EXERCISE OBJECTIVE:
Copies of all lines that contain "dims" are needed; take them from the data below.

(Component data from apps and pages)

*** Begin section ***

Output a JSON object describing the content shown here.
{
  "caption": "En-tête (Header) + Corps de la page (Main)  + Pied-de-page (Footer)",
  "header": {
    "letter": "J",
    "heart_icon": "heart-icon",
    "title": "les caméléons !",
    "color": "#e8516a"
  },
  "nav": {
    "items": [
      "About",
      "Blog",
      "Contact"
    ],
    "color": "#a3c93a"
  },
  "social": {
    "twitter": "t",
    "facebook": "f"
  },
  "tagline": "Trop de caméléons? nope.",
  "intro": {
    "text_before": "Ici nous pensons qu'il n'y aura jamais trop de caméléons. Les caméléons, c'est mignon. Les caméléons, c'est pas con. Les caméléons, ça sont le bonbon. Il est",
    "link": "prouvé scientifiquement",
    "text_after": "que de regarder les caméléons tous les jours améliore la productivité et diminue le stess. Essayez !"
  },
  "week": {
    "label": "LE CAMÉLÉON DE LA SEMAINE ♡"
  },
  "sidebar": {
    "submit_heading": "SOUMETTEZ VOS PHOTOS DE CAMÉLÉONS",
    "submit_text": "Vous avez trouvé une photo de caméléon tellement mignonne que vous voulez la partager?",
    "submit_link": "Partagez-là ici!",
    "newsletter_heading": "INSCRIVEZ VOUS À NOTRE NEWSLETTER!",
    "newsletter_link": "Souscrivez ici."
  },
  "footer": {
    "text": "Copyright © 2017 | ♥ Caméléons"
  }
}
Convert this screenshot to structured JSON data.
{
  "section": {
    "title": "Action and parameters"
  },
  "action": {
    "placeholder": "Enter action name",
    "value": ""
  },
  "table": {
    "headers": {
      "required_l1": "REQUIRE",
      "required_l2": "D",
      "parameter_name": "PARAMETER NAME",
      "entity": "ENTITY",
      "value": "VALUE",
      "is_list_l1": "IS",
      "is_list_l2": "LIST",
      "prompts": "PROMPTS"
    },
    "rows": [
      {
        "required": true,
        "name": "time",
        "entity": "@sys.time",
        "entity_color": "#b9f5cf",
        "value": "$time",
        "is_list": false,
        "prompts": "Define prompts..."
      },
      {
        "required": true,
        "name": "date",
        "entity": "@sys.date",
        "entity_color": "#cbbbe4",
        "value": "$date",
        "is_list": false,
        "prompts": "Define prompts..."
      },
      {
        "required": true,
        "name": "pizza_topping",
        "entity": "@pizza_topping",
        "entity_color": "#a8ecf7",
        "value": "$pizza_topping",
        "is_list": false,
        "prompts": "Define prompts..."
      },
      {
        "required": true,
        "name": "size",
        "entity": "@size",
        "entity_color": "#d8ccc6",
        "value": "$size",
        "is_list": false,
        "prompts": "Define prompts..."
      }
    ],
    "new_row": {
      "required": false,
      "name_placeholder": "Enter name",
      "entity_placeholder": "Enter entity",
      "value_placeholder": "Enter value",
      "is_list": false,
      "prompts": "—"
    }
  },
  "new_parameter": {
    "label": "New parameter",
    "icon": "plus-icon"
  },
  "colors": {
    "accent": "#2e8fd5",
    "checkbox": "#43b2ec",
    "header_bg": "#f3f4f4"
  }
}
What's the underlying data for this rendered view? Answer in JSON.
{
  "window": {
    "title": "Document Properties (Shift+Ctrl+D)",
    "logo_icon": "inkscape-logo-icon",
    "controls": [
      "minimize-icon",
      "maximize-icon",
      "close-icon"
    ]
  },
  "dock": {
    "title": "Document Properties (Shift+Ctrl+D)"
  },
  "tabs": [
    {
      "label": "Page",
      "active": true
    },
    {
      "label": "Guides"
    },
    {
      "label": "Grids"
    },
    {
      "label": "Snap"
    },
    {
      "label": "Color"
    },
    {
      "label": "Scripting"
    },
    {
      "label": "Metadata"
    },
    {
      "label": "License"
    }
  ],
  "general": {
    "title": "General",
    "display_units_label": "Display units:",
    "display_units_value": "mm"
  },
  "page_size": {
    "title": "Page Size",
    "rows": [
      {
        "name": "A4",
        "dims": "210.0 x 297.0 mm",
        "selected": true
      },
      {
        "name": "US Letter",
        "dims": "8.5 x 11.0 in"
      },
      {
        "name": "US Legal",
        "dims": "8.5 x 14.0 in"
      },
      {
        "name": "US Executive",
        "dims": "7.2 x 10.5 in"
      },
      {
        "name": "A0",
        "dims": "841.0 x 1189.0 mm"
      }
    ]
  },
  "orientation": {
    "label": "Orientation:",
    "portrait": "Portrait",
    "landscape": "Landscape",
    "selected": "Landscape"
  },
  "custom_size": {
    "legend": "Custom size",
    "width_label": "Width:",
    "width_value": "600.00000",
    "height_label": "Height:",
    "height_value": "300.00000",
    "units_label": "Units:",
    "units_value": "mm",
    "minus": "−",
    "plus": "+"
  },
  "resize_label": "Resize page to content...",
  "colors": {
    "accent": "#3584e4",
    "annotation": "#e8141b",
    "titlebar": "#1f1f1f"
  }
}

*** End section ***

SOLVED PROBLEM:
        "dims": "210.0 x 297.0 mm",
        "dims": "8.5 x 11.0 in"
        "dims": "8.5 x 14.0 in"
        "dims": "7.2 x 10.5 in"
        "dims": "841.0 x 1189.0 mm"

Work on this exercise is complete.